Flies are insects of the order Diptera, the name being derived from the Greek δι- di- “two”, and πτερόν pteron “wing”. Insects of this order use only a single pair of wings to fly, the hindwings having evolved into advanced mechanosensory organs known as halteres, which act as high-speed sensors of rotational movement and allow dipterans to perform advanced aerobatics. Diptera is a large order containing an estimated 1,000,000 species including horse-flies,[a] crane flies, hoverflies and others, although only about 125,000 species have been described.
Flies have a mobile head, with a pair of large compound eyes, and mouthparts designed for piercing and sucking (mosquitoes, black flies and robber flies), or for lapping and sucking in the other groups. Their wing arrangement gives them great maneuverability in flight, and claws and pads on their feet enable them to cling to smooth surfaces.

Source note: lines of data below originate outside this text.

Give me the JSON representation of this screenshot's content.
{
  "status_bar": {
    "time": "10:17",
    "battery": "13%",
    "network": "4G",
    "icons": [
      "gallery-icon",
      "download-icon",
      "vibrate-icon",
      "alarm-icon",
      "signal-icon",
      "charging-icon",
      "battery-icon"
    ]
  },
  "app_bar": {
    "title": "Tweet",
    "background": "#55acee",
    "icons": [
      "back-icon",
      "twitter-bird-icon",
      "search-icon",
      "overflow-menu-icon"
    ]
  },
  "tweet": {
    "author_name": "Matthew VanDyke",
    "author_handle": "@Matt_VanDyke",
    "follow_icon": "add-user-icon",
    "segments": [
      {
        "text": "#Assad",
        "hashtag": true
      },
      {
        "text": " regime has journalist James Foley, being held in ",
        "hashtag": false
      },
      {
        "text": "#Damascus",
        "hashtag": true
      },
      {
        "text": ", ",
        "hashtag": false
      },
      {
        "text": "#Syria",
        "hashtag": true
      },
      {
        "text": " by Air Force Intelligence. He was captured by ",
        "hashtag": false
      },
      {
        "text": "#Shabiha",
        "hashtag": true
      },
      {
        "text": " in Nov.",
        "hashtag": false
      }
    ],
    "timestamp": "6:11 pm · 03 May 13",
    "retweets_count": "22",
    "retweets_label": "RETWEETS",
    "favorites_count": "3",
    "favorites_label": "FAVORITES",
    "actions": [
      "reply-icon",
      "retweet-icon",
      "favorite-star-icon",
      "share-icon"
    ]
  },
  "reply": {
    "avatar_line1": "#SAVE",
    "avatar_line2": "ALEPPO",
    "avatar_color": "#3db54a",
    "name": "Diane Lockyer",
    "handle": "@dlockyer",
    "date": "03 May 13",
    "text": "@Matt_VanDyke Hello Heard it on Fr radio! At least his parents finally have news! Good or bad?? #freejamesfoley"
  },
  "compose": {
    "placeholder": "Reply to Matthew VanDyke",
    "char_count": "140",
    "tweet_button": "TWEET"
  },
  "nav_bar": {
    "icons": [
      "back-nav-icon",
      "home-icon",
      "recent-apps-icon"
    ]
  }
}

Flies undergo complete metamorphosis; the eggs are often laid on the larval food-source and the larvae, which lack true limbs, develop in a protected environment, often inside their food source. Other species like Metopia argyrocephala are ovoviviparous, opportunistically depositing hatched or hatching maggots instead of eggs on carrion, dung, decaying material, or open wounds of mammals. The pupa is a tough capsule from which the adult emerges when ready to do so; flies mostly have short lives as adults.
Fruit Flies, Drosophila sp.
Fruit flies are of concern both as nuisance pests and as serious contaminators of food. Large populations of these flies can very quickly buildup in restaurants, hotels, cafeterias, and similar food service establishments. Structures or areas in the vicinity of orchards, vineyards, truck crop acreages, etc., are frequently invaded. The ability of the adults to appear from “nowhere” when fruits are exposed and the fact that they seem to be “everywhere” are sources of amazement for most homeowners and individuals in the food industry. Food processing plants, including wineries, pickle plants, dehydrators, and canneries (especially tomato canneries), consider fruit flies to be a greater menace than any other insect pest. These flies cause a high percentage of the insect contamination of fruit and fruit products.
The main issue with fruit flies is that they of course carry diseases, bacteria, and viruses. These fruit flies enjoy rotting foods and consequently may be exposed to bacteria, disease, etc. These same fruit flies land on just about everything in your house, which includes your toothbrush, plates, cutlery, and glasses. You then ingest food or liquid off of these objects. Not just that, once the bacteria is transmitted onto these objects, the bacteria begins to expand. Thus, you are essentially eating those rotting foods yourself.
CONTROL AND MANAGEMENT MEASURES:
Remove all rotting foods and beverages. When finding a piece of food or beverage with a lot of fruit flies on it, get a grocery bag and trap the buggers into the bag as you place it over the item. Clean the surfaces of your house. Although the food may be gone, there may be liquids still on your kitchen table or counter that may have fruit fly eggs in them or might attract surviving flies.
Drain Flies or Moth Flie
Drain flies or moth flies are small, dark winged and non-biting gnats. Their wings are covered with scales so they disappear in a cloud of fine dust when swatted or mashed. These nuisance gnats can be found resting on walls or ceilings, and make short hopping flights if disturbed. They can live most anywhere that water accumulates for a week or more. Common indoor sites include the fine slime layer that develops along the water surface in infrequently used toilet bowls and tanks, in sink or floor drains in basements or garages, or drain pans under refrigerators.
Drain flies don’t generally bite and are harmless to humans. However, they do frequent extremely unsanitary areas and there is evidence that drain flies can carry pathogenic bacteria as a result.
CONTROL AND MANAGEMENT MEASURES:
Control of drain flies should be aimed at elimination of breeding sites. The most effective control method is to clean pipes and traps thoroughly to remove accumulated slime. Pouring hot water down the drain may provide short-term control.